Agrees a French political strategist currently involved in informal contacts with potential centrists presidential candidates: “Sarkozy is so far down that in order to bounce back up he needs Hollande or Aubry to make the mistake of positioning themselves as champions of the ‘true left’, rather than as pragmatic progressive who will represent and unify all voters from a center-left. I don’t think he can win unless the eventual Socialist candidate manages to alienate or frighten voters back toward Sarkozy by veering too far left.”
Sarkozy’s public opinion troubles indeed seem formidable against enduringly low approval ratings that have dipped to record lows. A recent survey showed Sarkozy’s 20% nadir in April rose in June—to just 22%, while a contrasting 72% of people said they had no confidence in his leadership. Conservative strategists have long pooh-poohed the president’s poor numbers, predicting support will return as Sarkozy–a peerless campaign animal–launches his re-election bid in earnest, and begins energetically defending his record in office. Other supporters look forward to the pugnacious president unleashing his formidable tongue on the stump as he slashes the personalities and policies of rivals once parties have designated their candidates.
However, that kind of pugilistic professionalism may not be as much help to Sarkozy as imagined given prevailing voter attitudes that have soured on the kind of elitist behavior and swagger of the country’s powerful (and often wealthy) political class—and which Strauss-Kahn’s behavior and ritzy response to his legal problems have accentuated. “Sarkozy is viewed as an admiring political friend and ally of privileged France, and even his billionaire heiress wife (Carla Bruni) generates a significant degree of public disapproval that only adds to that reputation,” says Muzet. “Hollande and Aubry, by contrast, are regarded as simpler, more modest, and closer to the people, which is something they’ll want to build on—but probably find very difficult to do given their own history and position within the political elite.”
Indeed, Muzet warns it’s too early to rule a disastrous Socialist campaign or masterful Sarkozy comeback out. Anything can happen in the 11 long months before the elections. Still, history suggests the mightily unpopular Sarkozy has his work cut out for him. In 1987, President François Mitterrand’s approval rating was 63%–nearly triple Sarkozy’s current level–yet he just barely won re-election the following year (the last time a Socialist claimed the presidency). In 2001, conservative incumbent Jacques Chirac suffered a lowly 45% approval score—and might well have lost in the second round of polling had voters across the political spectrum not united behind him in response to extreme-right wing leader Jean-Marie Le Pen’s coup in qualifying for the run-off. In 1980, meanwhile, centrist President Valéry Giscard d’Estaing’s approval rate stood at a comparatively decent 53%–and he lost his re-election bid to Mitterrand.
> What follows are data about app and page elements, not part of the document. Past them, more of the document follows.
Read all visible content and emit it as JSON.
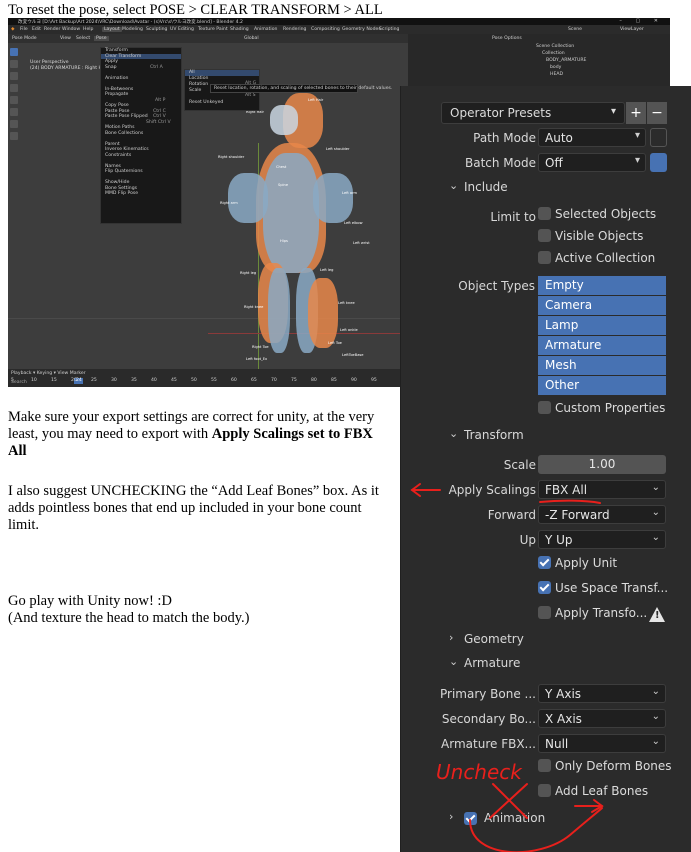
{
  "doc": {
    "line1": "To reset the pose, select POSE > CLEAR TRANSFORM > ALL",
    "para1_pre": "Make sure your export settings are correct for unity, at the very least, you may need to export with ",
    "para1_bold": "Apply Scalings set to FBX All",
    "para2": "I also suggest UNCHECKING the “Add Leaf Bones” box. As it adds pointless bones that end up included in your bone count limit.",
    "para3_line1": "Go play with Unity now! :D",
    "para3_line2": "(And texture the head to match the body.)"
  },
  "blender": {
    "title": "改変ウルヨ [D:\\Art Backup\\Art 2024\\VRC\\Download\\Avatar - (s)Vrc\\s\\ウルヨ改変.blend] - Blender 4.2",
    "window_controls": "–  ▢  ✕",
    "menubar": [
      "File",
      "Edit",
      "Render",
      "Window",
      "Help"
    ],
    "workspace_tabs": [
      "Layout",
      "Modeling",
      "Sculpting",
      "UV Editing",
      "Texture Paint",
      "Shading",
      "Animation",
      "Rendering",
      "Compositing",
      "Geometry Nodes",
      "Scripting"
    ],
    "active_tab": "Layout",
    "scene_label": "Scene",
    "view_layer_label": "ViewLayer",
    "header_items": [
      "Pose Mode",
      "View",
      "Select",
      "Pose"
    ],
    "transform_orientation": "Global",
    "viewport_info": [
      "User Perspective",
      "(24) BODY ARMATURE : Right Hair"
    ],
    "pose_menu": [
      "Transform",
      "Clear Transform",
      "Apply",
      "Snap",
      "",
      "Animation",
      "",
      "In-Betweens",
      "Propagate",
      "",
      "Copy Pose",
      "Paste Pose",
      "Paste Pose Flipped",
      "",
      "Motion Paths",
      "Bone Collections",
      "",
      "Parent",
      "Inverse Kinematics",
      "Constraints",
      "",
      "Names",
      "Flip Quaternions",
      "",
      "Show/Hide",
      "Bone Settings",
      "MMD Flip Pose"
    ],
    "pose_menu_shortcuts": [
      "",
      "",
      "Ctrl A",
      "",
      "",
      "",
      "",
      "",
      "Alt P",
      "",
      "Ctrl C",
      "Ctrl V",
      "Shift Ctrl V"
    ],
    "clear_submenu": [
      "All",
      "Location",
      "Rotation",
      "Scale",
      "Reset Unkeyed"
    ],
    "clear_submenu_shortcuts": [
      "",
      "Alt G",
      "Alt R",
      "Alt S",
      ""
    ],
    "tooltip": "Reset location, rotation, and scaling of selected bones to their default values.",
    "bone_labels": [
      "Left Hair",
      "Right Hair",
      "Left shoulder",
      "Right shoulder",
      "Left arm",
      "Right arm",
      "Left elbow",
      "Left wrist",
      "Spine",
      "Chest",
      "Hips",
      "Left leg",
      "Right leg",
      "Left knee",
      "Right knee",
      "Left ankle",
      "Left Toe",
      "Right Toe",
      "LeftToeBase",
      "Left foot_Ex"
    ],
    "timeline_controls": "Playback ▾   Keying ▾   View   Marker",
    "timeline_frames": [
      "5",
      "10",
      "15",
      "20",
      "25",
      "30",
      "35",
      "40",
      "45",
      "50",
      "55",
      "60",
      "65",
      "70",
      "75",
      "80",
      "85",
      "90",
      "95"
    ],
    "current_frame": "24",
    "status_bar": "Search",
    "outliner_header": "Pose Options",
    "outliner_items": [
      "Scene Collection",
      "Collection",
      "BODY_ARMATURE",
      "body",
      "HEAD"
    ]
  },
  "export_panel": {
    "operator_presets": "Operator Presets",
    "path_mode_label": "Path Mode",
    "path_mode_value": "Auto",
    "batch_mode_label": "Batch Mode",
    "batch_mode_value": "Off",
    "include_section": "Include",
    "limit_to_label": "Limit to",
    "limit_options": [
      "Selected Objects",
      "Visible Objects",
      "Active Collection"
    ],
    "object_types_label": "Object Types",
    "object_types": [
      "Empty",
      "Camera",
      "Lamp",
      "Armature",
      "Mesh",
      "Other"
    ],
    "custom_properties": "Custom Properties",
    "transform_section": "Transform",
    "scale_label": "Scale",
    "scale_value": "1.00",
    "apply_scalings_label": "Apply Scalings",
    "apply_scalings_value": "FBX All",
    "forward_label": "Forward",
    "forward_value": "-Z Forward",
    "up_label": "Up",
    "up_value": "Y Up",
    "apply_unit": "Apply Unit",
    "use_space_transform": "Use Space Transf...",
    "apply_transform": "Apply Transfo...",
    "geometry_section": "Geometry",
    "armature_section": "Armature",
    "primary_bone_label": "Primary Bone ...",
    "primary_bone_value": "Y Axis",
    "secondary_bone_label": "Secondary Bo...",
    "secondary_bone_value": "X Axis",
    "armature_fbx_label": "Armature FBX...",
    "armature_fbx_value": "Null",
    "only_deform_bones": "Only Deform Bones",
    "add_leaf_bones": "Add Leaf Bones",
    "animation_section": "Animation",
    "annotation_text": "Uncheck"
  },
  "colors": {
    "blender_accent": "#4772b3",
    "panel_bg": "#2b2b2b",
    "annotation_red": "#e8201c"
  }
}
“Everything today suggests Sarkozy has very little chance of being re-elected,” the political adviser says. “But only a month ago, everything suggested Strauss-Kahn was virtually certain to become president in 2012. Unexpected things can happen in politics—sometimes quite dramatic fashion.”